the receipts also reveal changes in the culture; Rucker's AMC/Datsun becomes Rucker's Auto RV and Marine, moves locations, becomes Russel's. Rucker/Russel's must have been doing something right to get Esmond's business; and the quality of their notes on invoices is top-notch.
I have corresponded with Esmond since I first wrote these pages, and have a solid picture of the car's history. The engine is indeed original, never removed, head never off. This was stated as fact by Esmond, and backed up by his mechanic. When I asked Esmond how he maintained the car, specifically oil changes, he wrote, "I tried to change the oil every 1000 miles, but sometimes went as long as 2000." He bought whatever was on sale at the local NAPA, currently 10W-30.

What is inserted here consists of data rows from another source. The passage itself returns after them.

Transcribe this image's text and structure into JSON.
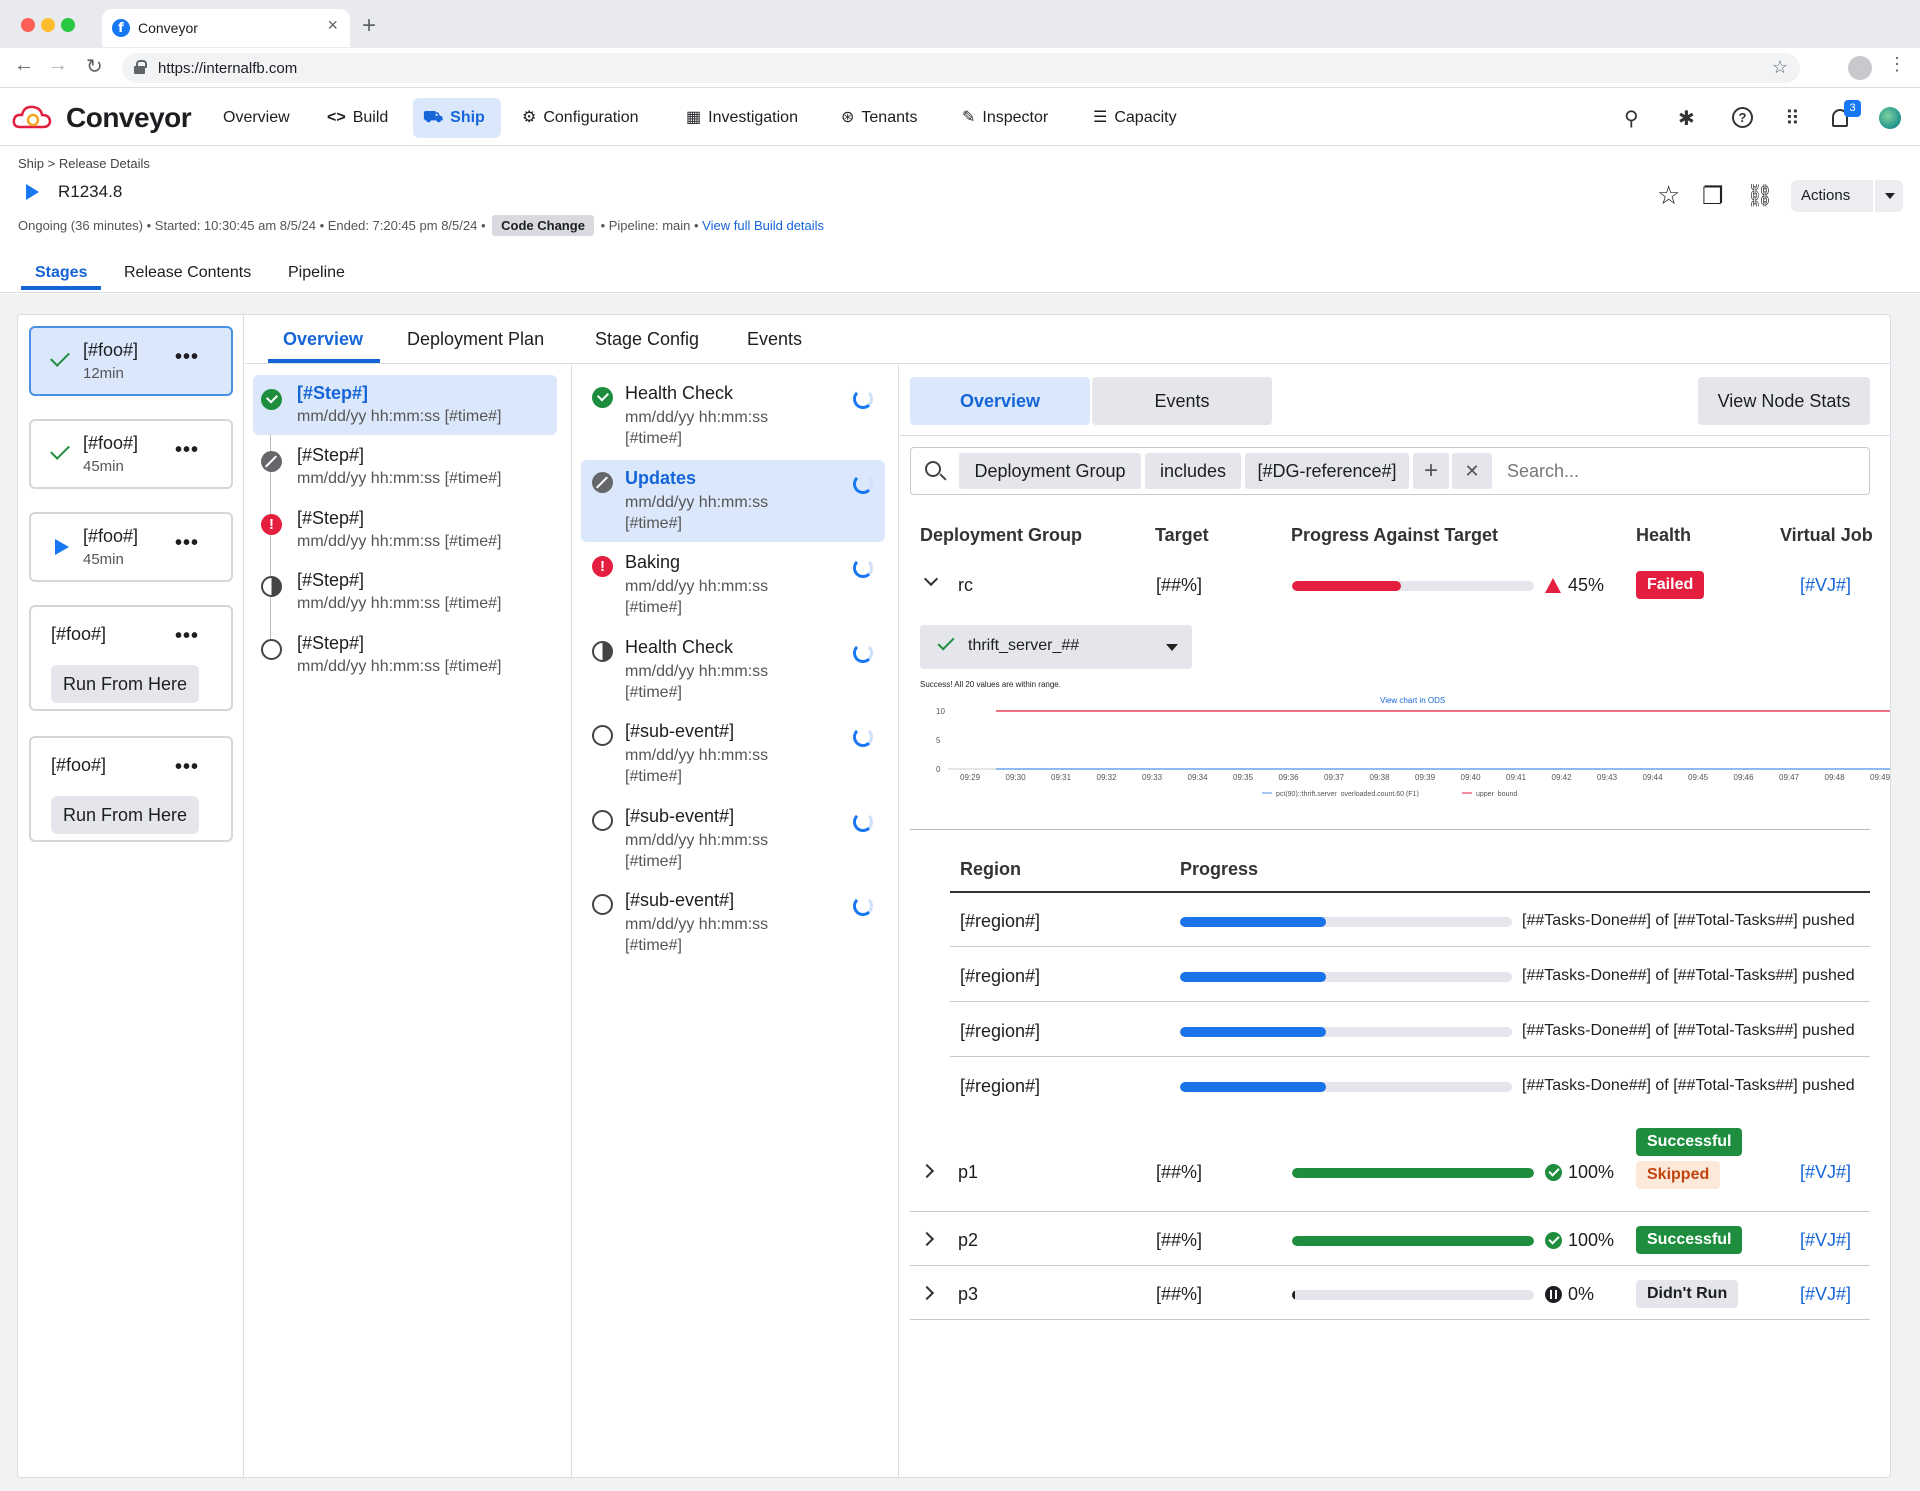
{
  "browser": {
    "tab_title": "Conveyor",
    "url": "https://internalfb.com",
    "close_glyph": "×",
    "new_tab_glyph": "+",
    "back_glyph": "←",
    "forward_glyph": "→",
    "reload_glyph": "↻",
    "star_glyph": "☆",
    "menu_glyph": "⋮",
    "fav_letter": "f"
  },
  "app": {
    "brand": "Conveyor",
    "nav": [
      {
        "label": "Overview",
        "icon": ""
      },
      {
        "label": "Build",
        "icon": "<>"
      },
      {
        "label": "Ship",
        "icon": "⛟"
      },
      {
        "label": "Configuration",
        "icon": "⚙"
      },
      {
        "label": "Investigation",
        "icon": "▦"
      },
      {
        "label": "Tenants",
        "icon": "⊛"
      },
      {
        "label": "Inspector",
        "icon": "✎"
      },
      {
        "label": "Capacity",
        "icon": "☰"
      }
    ],
    "right_icons": {
      "share": "⚲",
      "bug": "✱",
      "help": "?",
      "apps": "⠿",
      "bell": "♫"
    },
    "notification_count": "3"
  },
  "header": {
    "breadcrumb": "Ship > Release Details",
    "release": "R1234.8",
    "meta_prefix": "Ongoing (36 minutes) • Started: 10:30:45 am 8/5/24 • Ended: 7:20:45 pm 8/5/24 •",
    "code_change": "Code Change",
    "meta_suffix": "• Pipeline: main •",
    "build_link": "View full Build details",
    "actions": "Actions",
    "icons": {
      "star": "☆",
      "copy": "❐",
      "link": "⛓"
    }
  },
  "page_tabs": [
    "Stages",
    "Release Contents",
    "Pipeline"
  ],
  "stages": [
    {
      "name": "[#foo#]",
      "duration": "12min",
      "status": "success"
    },
    {
      "name": "[#foo#]",
      "duration": "45min",
      "status": "success"
    },
    {
      "name": "[#foo#]",
      "duration": "45min",
      "status": "running"
    },
    {
      "name": "[#foo#]",
      "action": "Run From Here"
    },
    {
      "name": "[#foo#]",
      "action": "Run From Here"
    }
  ],
  "more_glyph": "•••",
  "inner_tabs": [
    "Overview",
    "Deployment Plan",
    "Stage Config",
    "Events"
  ],
  "steps": [
    {
      "title": "[#Step#]",
      "sub": "mm/dd/yy hh:mm:ss [#time#]",
      "status": "ok"
    },
    {
      "title": "[#Step#]",
      "sub": "mm/dd/yy hh:mm:ss [#time#]",
      "status": "skip"
    },
    {
      "title": "[#Step#]",
      "sub": "mm/dd/yy hh:mm:ss [#time#]",
      "status": "err"
    },
    {
      "title": "[#Step#]",
      "sub": "mm/dd/yy hh:mm:ss [#time#]",
      "status": "half"
    },
    {
      "title": "[#Step#]",
      "sub": "mm/dd/yy hh:mm:ss [#time#]",
      "status": "empty"
    }
  ],
  "err_glyph": "!",
  "events": [
    {
      "title": "Health Check",
      "sub": "mm/dd/yy hh:mm:ss [#time#]",
      "status": "ok"
    },
    {
      "title": "Updates",
      "sub": "mm/dd/yy hh:mm:ss [#time#]",
      "status": "skip"
    },
    {
      "title": "Baking",
      "sub": "mm/dd/yy hh:mm:ss [#time#]",
      "status": "err"
    },
    {
      "title": "Health Check",
      "sub": "mm/dd/yy hh:mm:ss [#time#]",
      "status": "half"
    },
    {
      "title": "[#sub-event#]",
      "sub": "mm/dd/yy hh:mm:ss [#time#]",
      "status": "empty"
    },
    {
      "title": "[#sub-event#]",
      "sub": "mm/dd/yy hh:mm:ss [#time#]",
      "status": "empty"
    },
    {
      "title": "[#sub-event#]",
      "sub": "mm/dd/yy hh:mm:ss [#time#]",
      "status": "empty"
    }
  ],
  "detail": {
    "segments": [
      "Overview",
      "Events"
    ],
    "view_node_stats": "View Node Stats",
    "filter": {
      "chips": [
        "Deployment Group",
        "includes",
        "[#DG-reference#]"
      ],
      "plus": "+",
      "clear": "✕",
      "placeholder": "Search..."
    },
    "columns": [
      "Deployment Group",
      "Target",
      "Progress Against Target",
      "Health",
      "Virtual Job"
    ],
    "groups": [
      {
        "name": "rc",
        "target": "[##%]",
        "progress": 45,
        "pct_label": "45%",
        "health": [
          "Failed"
        ],
        "vj": "[#VJ#]",
        "expanded": true
      },
      {
        "name": "p1",
        "target": "[##%]",
        "progress": 100,
        "pct_label": "100%",
        "health": [
          "Successful",
          "Skipped"
        ],
        "vj": "[#VJ#]"
      },
      {
        "name": "p2",
        "target": "[##%]",
        "progress": 100,
        "pct_label": "100%",
        "health": [
          "Successful"
        ],
        "vj": "[#VJ#]"
      },
      {
        "name": "p3",
        "target": "[##%]",
        "progress": 0,
        "pct_label": "0%",
        "health": [
          "Didn't Run"
        ],
        "vj": "[#VJ#]"
      }
    ],
    "selector": "thrift_server_##",
    "region_columns": [
      "Region",
      "Progress"
    ],
    "regions": [
      {
        "name": "[#region#]",
        "progress": 0.44,
        "text": "[##Tasks-Done##] of [##Total-Tasks##] pushed"
      },
      {
        "name": "[#region#]",
        "progress": 0.44,
        "text": "[##Tasks-Done##] of [##Total-Tasks##] pushed"
      },
      {
        "name": "[#region#]",
        "progress": 0.44,
        "text": "[##Tasks-Done##] of [##Total-Tasks##] pushed"
      },
      {
        "name": "[#region#]",
        "progress": 0.44,
        "text": "[##Tasks-Done##] of [##Total-Tasks##] pushed"
      }
    ]
  },
  "chart_data": {
    "type": "line",
    "title": "Success! All 20 values are within range.",
    "link": "View chart in ODS",
    "x": [
      "09:29",
      "09:30",
      "09:31",
      "09:32",
      "09:33",
      "09:34",
      "09:35",
      "09:36",
      "09:37",
      "09:38",
      "09:39",
      "09:40",
      "09:41",
      "09:42",
      "09:43",
      "09:44",
      "09:45",
      "09:46",
      "09:47",
      "09:48",
      "09:49"
    ],
    "yticks": [
      "10",
      "5",
      "0"
    ],
    "ylim": [
      0,
      10
    ],
    "series": [
      {
        "name": "pct(90)::thrift.server_overloaded.count.60 (F1)",
        "color": "#4a90e2",
        "value": 0
      },
      {
        "name": "upper_bound",
        "color": "#e41e3f",
        "value": 10
      }
    ],
    "legend": "bottom"
  },
  "colors": {
    "accent": "#1565d8",
    "success": "#1e8e3e",
    "fail": "#e41e3f",
    "progress_blue": "#1a73e8"
  }
}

Anecdotal evidence, from me, three 2000-mile road trips from Los Angeles to Santa Fe New Mexico, in hot weather (recent was 113F in Nevada, over 100F most places) and 65 - 70 mph cruise (3000 rpm), in addition to local traffic, admittedly low during the pandemic. Zero oil was used on every trip, I mean zero, not 1/16" off the dipstick. The oil remains yellow-like-unused when I change it at 2000 miles.
As far as I'm concerned this is the backing I needed for selecting best practice -- good quality frequent changes. My previous tactic, highest-possible-quality, "recommended" changes (3000 - 5000) I've droppped as of now.
47 years of a single relentlessly applied method on one car is about as good as anecdotal evidence gets.
Some higher-mile oil changes were pencilled in on the inside of the driver's door. These can't be the only changes, as the engine is in insanely great condition for (currently) 202,000 miles (leakdown test all cylinders within 6%, compression 130 to 135 psi).
many people enthusiastically fill out their maintainance books at first, then lose interest. not Esmond.
early work done on car when still in Inglewood.
attention to detail.
Rucker's AMC/Datsun dealership. AMC and Datsun marquees disappear, Rucker's becomes Russel's.